Economic challenges in Australian food and grocery industry, AFGC reports
The Australian Food and Grocery Council (AFGC) has released its fourth annual economic snapshot State of the Industry 2012, which underlines the economic challenges facing the Australian food and grocery manufacturing sector.
The AFGC’s State of the Industry 2012 based on the most recent ABS data found that the total industry output contracted by 4.5 per cent in 2010-11 while total industry employment declined by 2.2 per cent or almost 7,000 people in the 2011-12 financial year.
The report showed the food industry was made up of 22,668 businesses in the 2011-12 (335 fewer than 2010-11), accounted for $49.2 billion of international trade (an increase of 4.3 per cent). The food, beverage and grocery sectors employed approximately 296,300 people, with a reported decrease of 2.2 per cent.
AFGC CEO Mr Gary Dawson said that that the food and grocery manufacturing sector’s contraction reflected the cumulative impact of both economy-wide and sector-specific factors.
“The findings of State of the Industry 2012 serve as a warning to policy makers at all levels of government that the Australian food and grocery manufacturing sector – Australia’s largest manufacturing sector – is facing an environment where input costs are rising on everything from commodities to labour to energy, and retail price deflation continues to cut margins, placing the sector under increasing pressure,” Mr Dawson said.
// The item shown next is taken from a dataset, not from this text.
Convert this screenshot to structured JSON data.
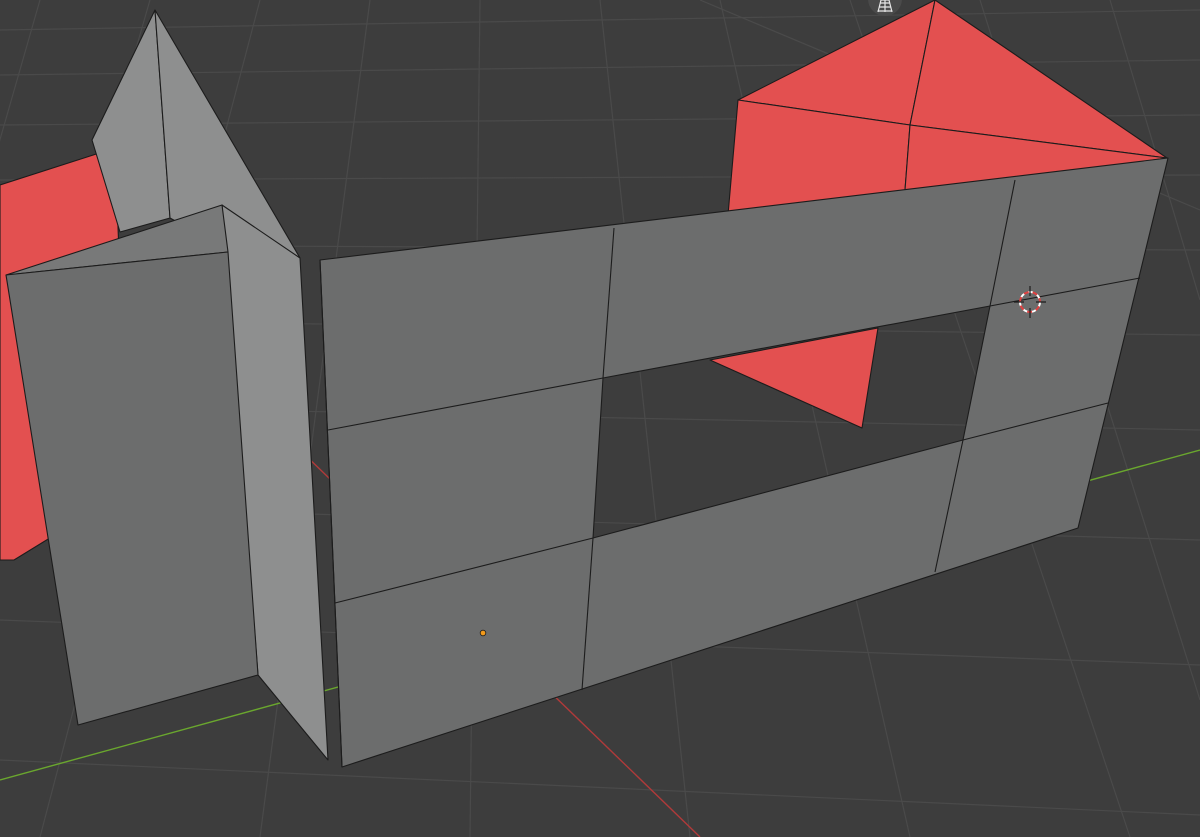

“It is imperative that regulatory reform in this sector be re-energised and deliver real results that improve the competitiveness and sustainability of the food and grocery manufacturing industry.”
According to the AFGC report, priorities for regulatory reform in the food processing and manufacturing sector should include:
– A recommitment to harmonisation of food standards across all Australian states and territories and New Zealand;
– An urgent review of the mandatory reporting system introduced in 2010, which has added significant costs to industry with little or no improvement in food safety;
– Clarification that standards and labeling relating to food composition and safety are administered by Food Standards Australia New Zealand and all other consumer related labeling requirements should be in consumer law;
– A requirement that any food regulation aimed at achieving preventive health outcomes be subject to a rigorous cost benefit analysis and be evidence based;
– Streamlining and removal of duplication in energy efficiency and water usage reporting requirements; and
– Clarification that food regulation is an inefficient and inappropriate mechanism for addressing lifestyle associated risk-factors for non-communicable diseases.